Can Supplements Ease PMS Symptoms?

Mood swings. Fatigue. Breast tenderness. Bloating. The hallmark symptoms of premenstrual syndrome (PMS) are no joke, and it’s estimated that three out of every four women experiences them. While there’s no singular cause of PMS, experts believe the uncomfortable symptoms follow from a combination of body processes, including shifts in hormones and chemical fluctuations in the brain. Fall short on the neurotransmitter serotonin as you near that time of the month, for example, and your sleep, food cravings, and mood may all be affected.

Among the most common treatments for PMS are antidepressants and oral contraceptives, but neither option is perfect. Both pharmacologic interventions come with considerable side effects and neither has been shown to be more than 60-70% effective. Luckily researchers realize the need for alternatives, and they’re studying the association between certain nutrients and PMS symptoms. The bad news? The science isn’t all that conclusive.
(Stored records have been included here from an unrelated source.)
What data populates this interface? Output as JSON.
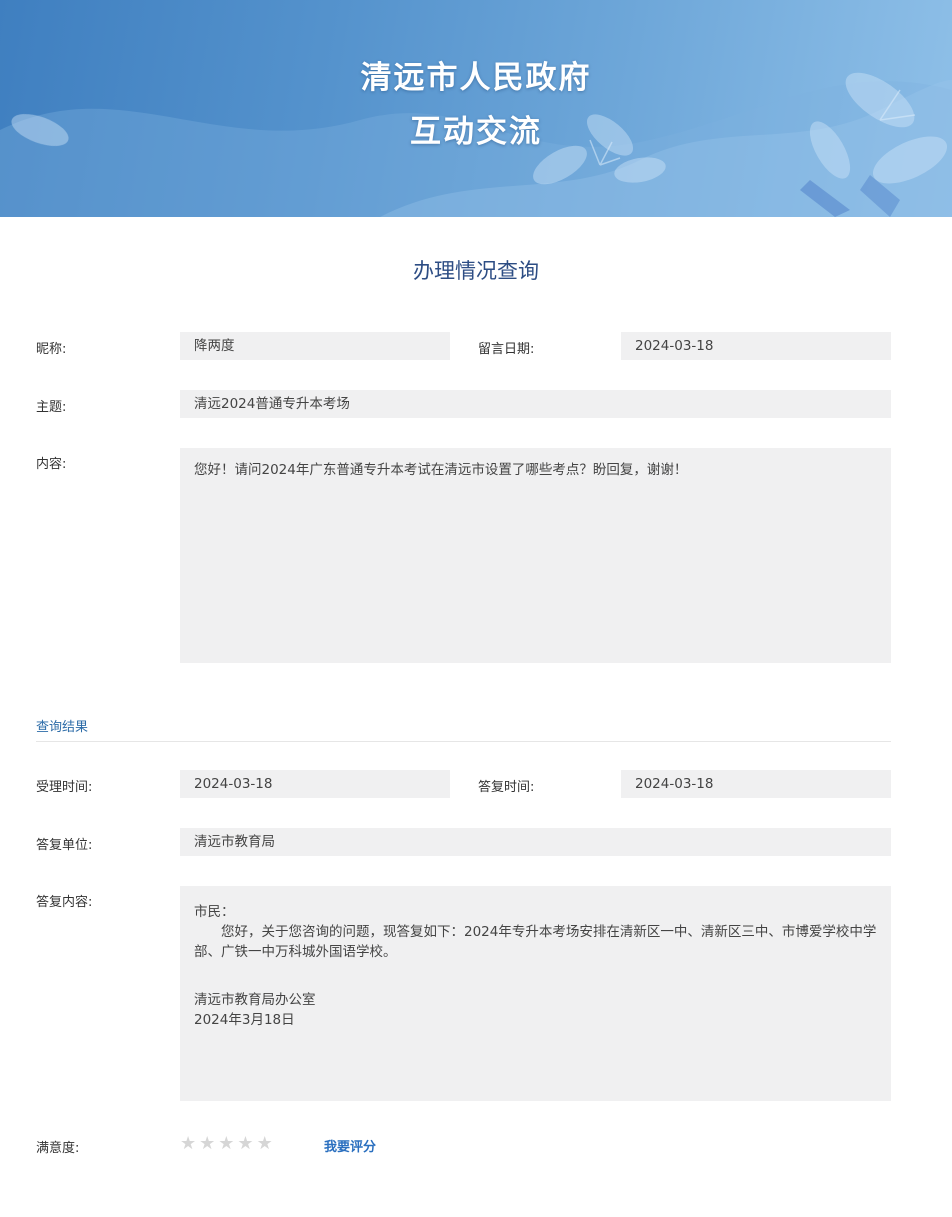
{
  "banner": {
    "title_line1": "清远市人民政府",
    "title_line2": "互动交流"
  },
  "page_title": "办理情况查询",
  "message": {
    "nickname_label": "昵称:",
    "nickname": "降两度",
    "date_label": "留言日期:",
    "date": "2024-03-18",
    "subject_label": "主题:",
    "subject": "清远2024普通专升本考场",
    "content_label": "内容:",
    "content": "您好！请问2024年广东普通专升本考试在清远市设置了哪些考点？盼回复，谢谢！"
  },
  "result": {
    "heading": "查询结果",
    "accept_time_label": "受理时间:",
    "accept_time": "2024-03-18",
    "reply_time_label": "答复时间:",
    "reply_time": "2024-03-18",
    "reply_unit_label": "答复单位:",
    "reply_unit": "清远市教育局",
    "reply_content_label": "答复内容:",
    "reply_lines": [
      "市民：",
      "　　您好，关于您咨询的问题，现答复如下：2024年专升本考场安排在清新区一中、清新区三中、市博爱学校中学部、广铁一中万科城外国语学校。",
      "",
      "",
      "清远市教育局办公室",
      "2024年3月18日"
    ]
  },
  "satisfaction": {
    "label": "满意度:",
    "stars_total": 5,
    "stars_filled": 0,
    "rate_link": "我要评分"
  },
  "colors": {
    "banner": "#4f8cc9",
    "field_bg": "#f0f0f1",
    "accent": "#2a6fbf"
  }
}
Deficiencies in B vitamins have long been thought to be associated with worse PMS symptoms, and many physicians advise patients to take B vitamin supplements if they experience mild PMS symptoms. But a 2011 study published in The American Journal of Clinical Nutrition found that supplemental intake of B vitamins like thiamine and riboflavin was actually associated with an increased risk of PMS symptoms. Thiamine and riboflavin intake from whole food sources, on the other hand, was found to improve PMS symptoms.

Adding to the confusion is a 2010 study that found that taking a magnesium supplement that also contained vitamin B6 helped soothe PMS symptoms more than a pure magnesium supplement or a placebo. So B6 in supplement form actually is good for treating PMS?!

Here’s our bottom line: There is some scientific evidence that minerals like calcium and vitamin B6 can help reduce PMS symptoms, but the jury is still out on magnesium and polyunsaturated fatty acids, AKA omega-3s and omega-6s. For now, your best bet may be to load up on whole foods (not supplements) that are high in calcium and vitamin B6. Opt for Greek yogurt, tofu, almonds, and kale to add calcium to your plate. Vitamin B6 can be found in fish, poultry, whole grains, eggs, and peanuts.

As for other dietary choices you can make when the PMS pain feels real? Eat smaller, more frequent meals to avoid bloating, limit salt intake to drive down fluid retention, and avoid caffeine and alcohol that can further disrupt your sleep cycle. For sustained energy, pair complex carbohydrates (think: fruits, veggies, whole grains) with high-quality sources of protein—we love wild salmon, organic eggs, and grass-fed, organic beef, in moderation—and healthy fats.

By Anthea Levi

Jennifer Maeng